Two, Hong Kong seems keen on importing foreign artwork while neglecting the development of local talent. Aside from the Guggenheim, other big names from the art and entertainment worlds -- including France's Pompidou Center and Andrew Lloyd-Webber -- are looking at Hong Kong.

Debt Trap?

Yet Spain has homegrown masters like Goya, El Greco, Picasso and Velazquez to form viable permanent collections. This city might be wise to support Chinese artists and, while it's at it, build a better venue for the Hong Kong Philharmonic Orchestra. All this is not unlike how the city attracts overseas financiers but does little to boost incomes of locals.

Three, the government is ignoring public opinion. Many Hong Kongers have reservations about handing a blank check to rich property developers. Such shady dealings explain why few tears were shed last week when Chief Executive Tung Chee-hwa resigned.

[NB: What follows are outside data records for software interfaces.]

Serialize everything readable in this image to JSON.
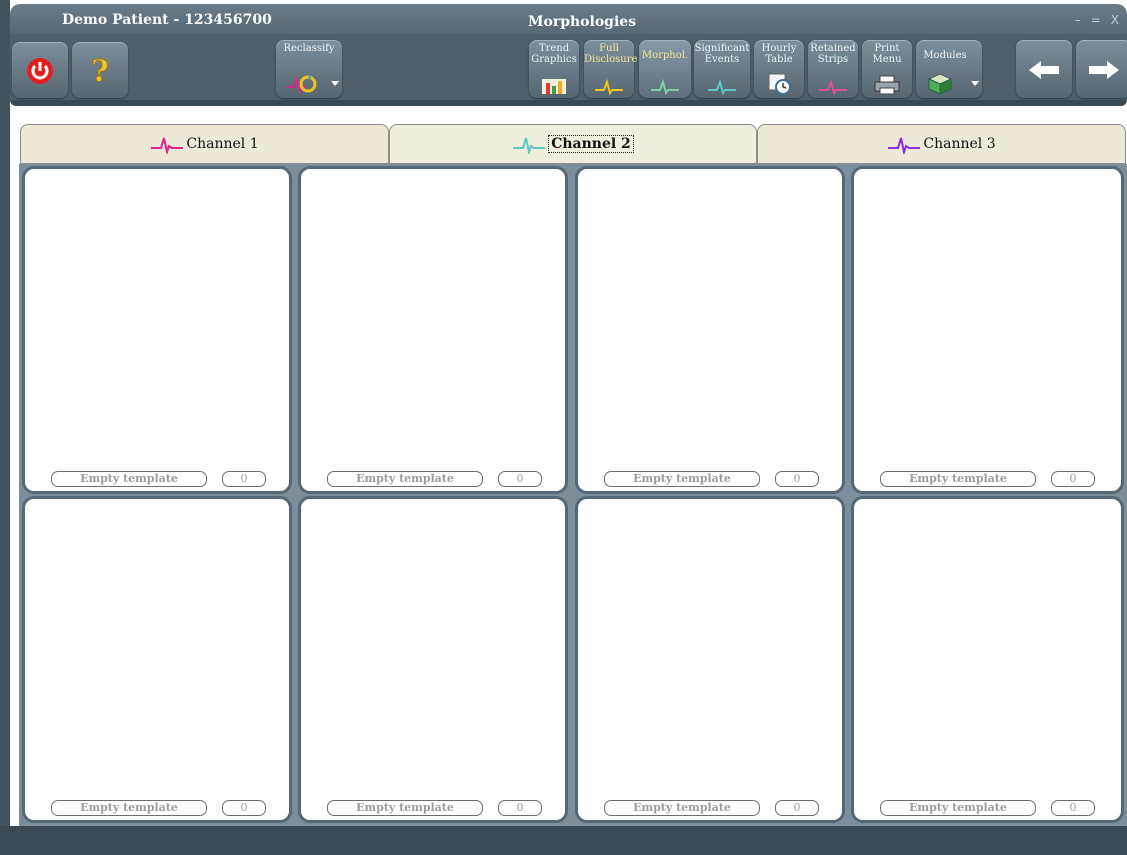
{
  "window": {
    "patient_title": "Demo Patient - 123456700",
    "app_title": "Morphologies",
    "controls": [
      "–",
      "=",
      "X"
    ]
  },
  "toolbar": {
    "power_icon": "power-icon",
    "help_icon": "help-question-icon",
    "reclassify_label": "Reclassify",
    "trend_label": "Trend\nGraphics",
    "full_label": "Full\nDisclosure",
    "morph_label": "Morphol.",
    "sig_label": "Significant\nEvents",
    "hourly_label": "Hourly\nTable",
    "retained_label": "Retained\nStrips",
    "print_label": "Print\nMenu",
    "modules_label": "Modules",
    "colors": {
      "toolbar": "#4f606c",
      "active_label": "#f7e79a"
    }
  },
  "tabs": [
    {
      "label": "Channel 1",
      "color": "#e0208c",
      "active": false
    },
    {
      "label": "Channel 2",
      "color": "#5cc7c4",
      "active": true
    },
    {
      "label": "Channel 3",
      "color": "#8a2be2",
      "active": false
    }
  ],
  "templates": [
    {
      "label": "Empty template",
      "count": "0"
    },
    {
      "label": "Empty template",
      "count": "0"
    },
    {
      "label": "Empty template",
      "count": "0"
    },
    {
      "label": "Empty template",
      "count": "0"
    },
    {
      "label": "Empty template",
      "count": "0"
    },
    {
      "label": "Empty template",
      "count": "0"
    },
    {
      "label": "Empty template",
      "count": "0"
    },
    {
      "label": "Empty template",
      "count": "0"
    }
  ]
}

"I would rather see Hong Kong spend this money on education and training so we can compete globally,'' says Stanley Li, a 47- year-old Hong Kong taxi diver. "Will a museum really help me and my family?''

Perhaps. Done right, it's possible Bilbao's success could be replicated here. Done hastily and with visions of profits over artistic merit, Hong Kong may be stepping into a debt trap. Sadly, the latter risk seems more likely.
__________________
Hong Kong Photo Gallery - Click Here for the Hong Kong Galleries

World Photo Gallery - | St. Petersburg, Russia | Pyongyang | Tokyo | Istanbul | Dubai | Shanghai | Mumbai | Bangkok | Sydney

New York, London, Prague, Iceland, Rocky Mountains, Angkor Wat, Sri Lanka, Poland, Myanmar, and much more!
hkskyline no está en línea   Reply With Quote
Old May 5th, 2005, 11:50 PM   #24
scorpion
...starwood... :-D
 
scorpion's Avatar
 
Join Date: Sep 2002
Location: LA-Lndn-HK-Dub-Amsterdam-Aspen...
Posts: 1,069
Likes (Received): 4

incredibly misinformed and rather maligned "argument", coming from a bloomberg hack of course.
scorpion no está en línea   Reply With Quote
Old May 6th, 2005, 09:19 PM   #25
Jasonhouse
Senior Button Pusher
 
Join Date: Jul 2002
Location: Tampa
Posts: 16,397
Likes (Received): 2463

Wrong forum. This isn't a highrise project.
Jasonhouse no está en línea   Reply With Quote
Old May 6th, 2005, 09:43 PM   #26
nicholasliha
Pubescent Singaporean
 
nicholasliha's Avatar
 
Join Date: Oct 2004
Location: Singapore
Posts: 570
Likes (Received): 4

but this is important news development WHAAAAATTTTTTTTTTTT!!!!!!!!!!! put it back on the construction thread!
__________________
"If you love Singapore too much, first it will break your heart, then it will break your soul." - Alfian Sa'at, Singaporean poet.

"Others are absolutely free; Singaporeans are absolutely not. Freedom is elsewhere." - Simon SC Tay, chairman of the Singapore Institute of International Affairs
nicholasliha no está en línea   Reply With Quote
Old May 7th, 2005, 05:03 PM   #27
fcarvall
Registered User
 
fcarvall's Avatar
 
Join Date: Nov 2004
Location: México, Santiago, Nueva York
Posts: 799
Likes (Received): 6

Every city now wants to have one of those crumbled up structures.
fcarvall no está en línea   Reply With Quote
Old May 7th, 2005, 05:50 PM   #28
Urban Dave
In Urbanity I Trust
 
Urban Dave's Avatar
 
Join Date: Apr 2004
Location: Urban Area
Posts: 15,118
Likes (Received): 1551

The project looks amazing!
Urban Dave está en línea ahora   Reply With Quote
Old May 14th, 2005, 08:01 AM   #29
HKT
6,22,23,66,69,72,111,160
 
HKT's Avatar
 
Join Date: May 2003
Posts: 522
Likes (Received): 4

Quote:
Originally Posted by Rachmaninov
Agree with Scorpion!
Add me in
HKT no está en línea   Reply With Quote


Reply

Thread Tools

Posting Rules
You may not post new threads
You may not post replies
You may not post attachments
You may not edit your posts

BB code is On
Smilies are On
[IMG] code is On
HTML code is Off

Related topics on SkyscraperCity


All times are GMT +2. The time now is 11:26 AM.


Powered by vBulletin® Version 3.8.11 Beta 4
Copyright ©2000 - 2018, vBulletin Solutions Inc.
Feedback Buttons provided by Advanced Post Thanks / Like (Pro) - vBulletin Mods & Addons Copyright © 2018 DragonByte Technologies Ltd.

vBulletin Optimisation provided by vB Optimise (Pro) - vBulletin Mods & Addons Copyright © 2018 DragonByte Technologies Ltd.

SkyscraperCity ☆ In Urbanity We trust ☆ about us | privacy policy | DMCA policy

tech management by Sysprosium